And then there is a very large amount of pages of them having witty banter, one-sided conversations of Mr Rochester saying lots of stuff, and how Jane feels about it all. I could not unlove him now, merely because I found that he had ceased to notice me. Mr Rochester throws Jane off for a while by showing an intense interest in a young woman named Blanche, who is one of the "pretty people". But it's all a (stupid) ruse because Rochester has fallen for Jane as well.
Rochester to Jane: "I sometimes have a queer feeling with regard to you-especially when you are near to me, as now: it is as if I had a string somewhere under my left ribs, tightly and inextricably knotted to a similar string situated in the corresponding quarter of your little frame."
This review is so long already, y'all, and I haven't even gotten to the weird parts yet! Let's speed it up, okay? Rochester loves Jane, Jane loves Rochester, he asks her to marry him, she refuses because she's a lowly servant, he doesn't care, convinces her, Mrs Fairfax disapproves, there's a fire in Rochester's bedroom, someone is messing with Jane, Rochester tells her it's all cool, the wedding day comes, and welcome to Crazy Town, population 2: Mr Rochester and his FIRST WIFE THAT HE KEEPS LOCKED UP IN THE ATTIC. Yes, I had to do all CAPS on that, I'm sorry. This is so weird, it doesn't even feel like the same story. Rochester claims it's all perfectly innocent and acceptable, because the first wife is unhinged and mentally ill. And he still wants Jane to stay and be his mistress. Of course, Jane freaks and runs off.

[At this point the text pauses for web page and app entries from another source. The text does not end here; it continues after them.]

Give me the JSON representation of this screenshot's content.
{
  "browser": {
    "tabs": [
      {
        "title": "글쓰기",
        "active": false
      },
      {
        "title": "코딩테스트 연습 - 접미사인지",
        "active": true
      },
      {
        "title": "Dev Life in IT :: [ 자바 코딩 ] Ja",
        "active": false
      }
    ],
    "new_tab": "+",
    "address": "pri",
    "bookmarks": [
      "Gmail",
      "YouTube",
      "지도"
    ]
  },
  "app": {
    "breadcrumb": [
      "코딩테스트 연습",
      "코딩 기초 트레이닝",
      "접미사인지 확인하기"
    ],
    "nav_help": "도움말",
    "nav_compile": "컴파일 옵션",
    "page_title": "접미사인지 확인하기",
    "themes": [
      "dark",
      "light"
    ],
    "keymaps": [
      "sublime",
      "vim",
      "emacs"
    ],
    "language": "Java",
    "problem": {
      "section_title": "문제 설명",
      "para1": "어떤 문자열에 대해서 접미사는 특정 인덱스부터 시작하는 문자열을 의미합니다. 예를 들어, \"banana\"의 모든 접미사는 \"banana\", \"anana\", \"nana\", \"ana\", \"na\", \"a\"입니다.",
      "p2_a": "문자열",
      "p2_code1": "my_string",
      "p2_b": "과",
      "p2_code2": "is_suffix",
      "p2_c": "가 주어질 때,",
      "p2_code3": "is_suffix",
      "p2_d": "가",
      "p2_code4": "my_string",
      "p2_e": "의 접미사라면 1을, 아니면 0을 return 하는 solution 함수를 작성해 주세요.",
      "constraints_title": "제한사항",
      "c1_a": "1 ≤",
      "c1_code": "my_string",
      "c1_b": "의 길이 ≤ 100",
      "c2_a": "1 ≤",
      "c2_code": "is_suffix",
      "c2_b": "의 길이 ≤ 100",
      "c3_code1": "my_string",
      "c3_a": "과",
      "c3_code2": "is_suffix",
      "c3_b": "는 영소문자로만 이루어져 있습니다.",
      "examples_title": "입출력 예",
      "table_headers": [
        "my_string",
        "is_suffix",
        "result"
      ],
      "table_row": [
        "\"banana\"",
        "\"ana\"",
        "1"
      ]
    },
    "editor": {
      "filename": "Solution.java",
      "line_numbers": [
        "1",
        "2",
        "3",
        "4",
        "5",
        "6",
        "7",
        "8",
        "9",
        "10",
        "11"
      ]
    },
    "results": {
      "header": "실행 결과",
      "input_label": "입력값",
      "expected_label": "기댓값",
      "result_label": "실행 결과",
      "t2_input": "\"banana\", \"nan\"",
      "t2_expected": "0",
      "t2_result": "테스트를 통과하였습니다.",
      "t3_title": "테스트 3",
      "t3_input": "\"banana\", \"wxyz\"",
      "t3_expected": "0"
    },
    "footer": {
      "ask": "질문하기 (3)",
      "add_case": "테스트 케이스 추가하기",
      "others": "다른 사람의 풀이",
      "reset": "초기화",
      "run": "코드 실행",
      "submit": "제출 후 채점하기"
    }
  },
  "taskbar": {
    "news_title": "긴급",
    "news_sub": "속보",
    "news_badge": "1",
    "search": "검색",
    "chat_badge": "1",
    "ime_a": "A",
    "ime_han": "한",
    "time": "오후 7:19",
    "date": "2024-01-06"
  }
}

Jane to Rochester: "Do you think I can stay to become nothing to you? Do you think I am an automaton?-a machine without feelings? Do you think, because I am poor, obscure, plain, and little, I am soulless and heartless? You think wrong!-I have as much soul as you-and full as much heart! And if God had gifted me with some beauty and much wealth, I should have made it as hard for you to leave me, as it is now for me to leave you."
She travels across the countryside for days and nights and ends up on the doorstep, starving and sick, of the Rivers siblings. Spoiler alert: she's related to them. She convalesces there for a month or so and thanks to St John, the eldest sibling, gets a job in the local town as a schoolteacher. And then there's more weird when he asks her to go on a missionary trip with him to the Middle East...as his wife. She's come to think of him as a brother (she doesn't know she's related yet) and still loves Rochester, so she's like "uh, no. But I'll go as your sister." He refuses and says it's her duty and her mission, etc...She still refuses and around that time, gets a letter forwarded from the Rochester house about a distant uncle who died and left her a ton of money. Then it all comes out that she and the Rivers' are cousins, Jane is ecstatic to finally have family, and she splits the money with them.
Finally, Jane gets happy with her money, decides she is worthy of Rochester and still loves him and needs to see him again, so she takes the trip back to him. There, she finds the house burned to the ground and no one around. She learns from the locals that Rochester was badly injured trying to save his crazy wife but she died and now he is blind and missing a hand and living in the woods somewhere. She runs to him and vows never to leave him again and all that mushy stuff. He can't believe his ears at first, thinking her a spirit that he called to him, but he comes around and asks her to marry him again. She says yes, of course, and then spends the last chapter of the book talking about St John. More weird, right? And that's it, thank you very much. Why do I always spend the most amount of time on the books I don't like that much? Strange.